"From the beginning, Carol made it very clear to us that she wished to disseminate the knowledge and expertise that the family office gained along the way and make it available to others," says Joel. Therefore, Renewal has taken the opportunity to work with select groups of families on their wealth activation strategies and offers private and educational gatherings several times per year through collaborations including Social Venture Institute (SVI), Hollyhock Foundation and Play BIG.
Carol's open attitude and the success and solid track record of Renewal Partners also triggered the idea of making the Renewal Partner model available to other investors. And so they did. Renewal2 Investment Fund has been successfully established as one of only a handful of independent social venture funds in North America. Joel Solomon, who has taken the role of Chairman for the Fund, explains: "Just like we did for the original model, we focus on under-funded sectors that are critical to a sustainable economy, early stage companies that require patient capital and scalable businesses that can generate meaningful shifts in consumer behaviour." Through this initiative, individuals, organisations and even foundations across North America can leverage the opportunities of a portfolio of leading businesses in under-funded sectors at a minimum investment level of $250,000.
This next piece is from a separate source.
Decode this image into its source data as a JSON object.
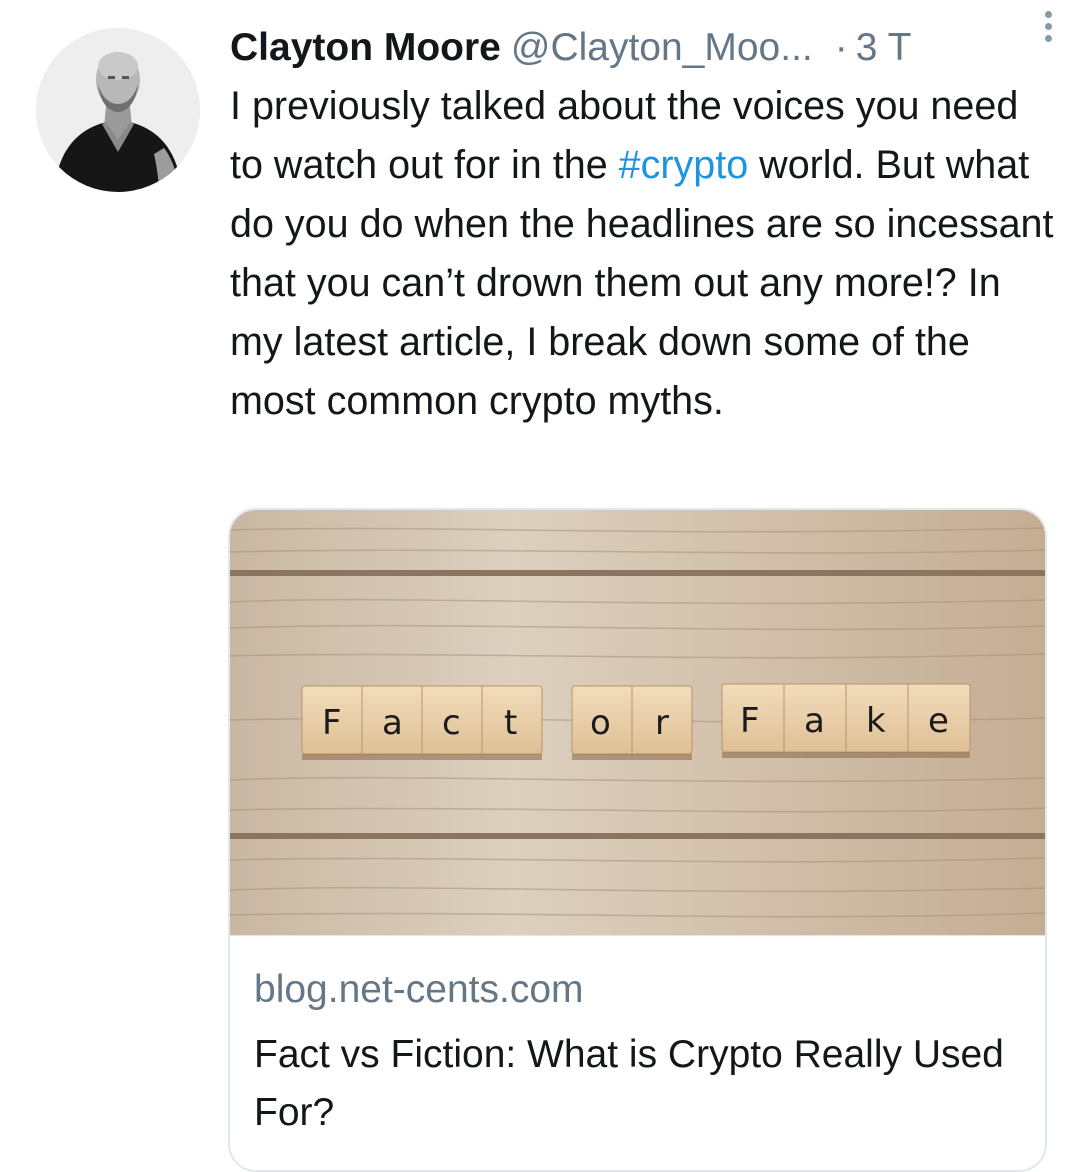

"On the charitable side," says Carol, "I decided to have the Endswell Foundation established as a private registered charity in Canada to fund environmental issues in British Columbia." The Renewal team designed an intentional spend-down strategy for Endswell to build the type of infrastructure and capacity that would provide immediate and long-lasting impact in the province. The foundation has made over 700 grants totalling more than $20 million in the past 15 years.
Among the major accomplishments are: the establishment of Tides Canada, a public foundation that has the capacity to serve the philanthropic needs of hundreds of Canadians rather than just one individual; the Social Justice Fund at Tides Canada, which supports initiatives for economic opportunity, democratic process, human rights and cultural diversity; The LEED certified restoration of the Tides Renewal Centre, a historic landmark office building dating from 1898 in downtown Vancouver and hub for social innovation; the development of a conservation model for the Great Bear Rainforest and the support and development of the Hollyhock Foundation on Cortes Island, off the coast of British Columbia.
"I could never have imagined the breadth, reach and effectiveness that has come from this work," reflects Carol. "It's as though my unleashed assets allowed the heart of social change and the sustainability movement in British Columbia to grow with the strength to match its convictions, employing all the advantages of the best training. It has given my money a real purpose."
After more than ten years of anonymity, Carol came forward having found the necessity to speak out. "This may be the biggest legacy moment of our lives - I would urge like-minded individuals and organisations to put their resources to work to capitalise on the immense potential our money can have on our communities and society as a whole," Carol says. With her usual unwavering attitude, she has been spearheading yet another project, "Play BIG," to encourage and assist individuals with significant capital to align their wealth more fully with their values to stimulate social change.